One of the critical grievances voiced by lawmakers is the perception that the Supreme Court has, at times, exceeded its constitutional boundaries by making rulings on social issues. For instance, the court's decision to facilitate gay marriage was met with criticism from certain quarters of Congress, who argue that such matters should fall under the purview of elected representatives.
Tensions Escalate: Indigenous Land Claims and Powerful Interest Groups
The tipping point for many in Congress was the Supreme Court's rejection of a longstanding restriction on Indigenous land claims, a move vehemently opposed by Brazil's powerful farm lobby. This clash between the judiciary and influential interest groups has further fueled tensions.
As Brazil grapples with these issues, new battles are emerging over the court's efforts to decriminalize abortion and marijuana possession, which are likely to intensify the debate over the balance of power between the legislative and judicial branches.
In response to these concerns, various proposals are being floated in Congress. These include limits on the number of years a justice can serve on the Supreme Court and an amendment granting lawmakers the authority to reverse court decisions they deem unconstitutional. These proposals reflect a growing sentiment among lawmakers that the judiciary must be reined in to ensure it stays within its role.
Senator's Perspective: Preventing Unilateral Decisions
Senator Oriovisto Guimaraes, the author of the bill approved on Wednesday, emphasized the importance of preventing a single justice from making decisions that have far-reaching implications for the nation. This viewpoint is shared by many in Congress who believe that decisions of national significance should be subject to thorough deliberation and consensus within the judiciary.
However, Chief Justice Roberto Barroso has expressed his concerns about the recent movement in Congress against the judiciary. He cautions against undermining the Supreme Court's independence and warns that such actions could adversely affect democracy. Barroso argues that attacking the court, altering the appointment process for ministers, shortening their terms, and interfering with their internal operations could harm the democratic system.
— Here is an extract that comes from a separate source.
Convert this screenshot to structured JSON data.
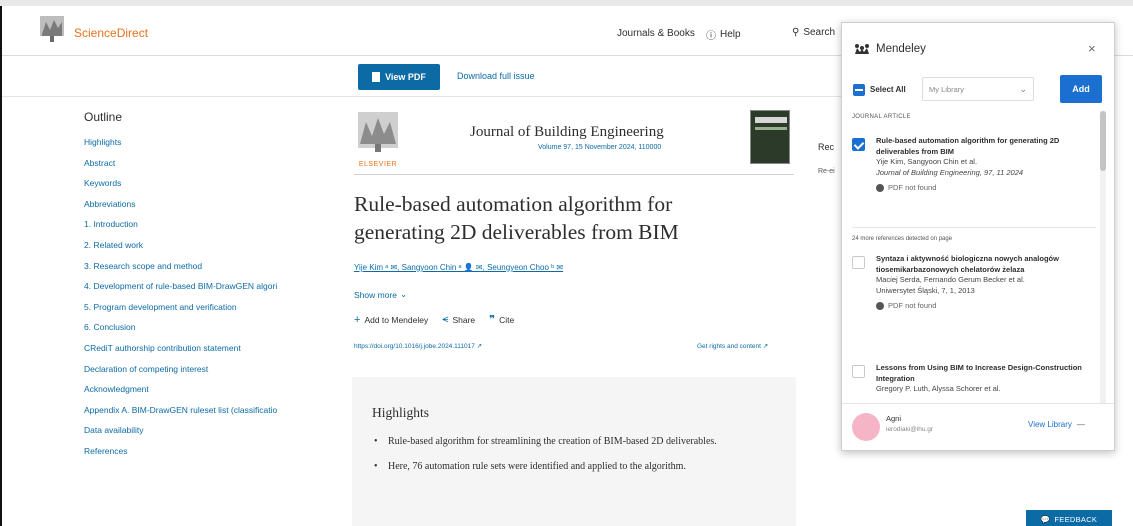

The passage of this constitutional amendment is likely to intensify the ongoing debate over the separation of powers, the role of the judiciary, and the future of Brazil's democratic institutions. As the proposed changes navigate the legislative process, Brazil faces a critical juncture in its political landscape, where the balance between the branches of government is being re-evaluated.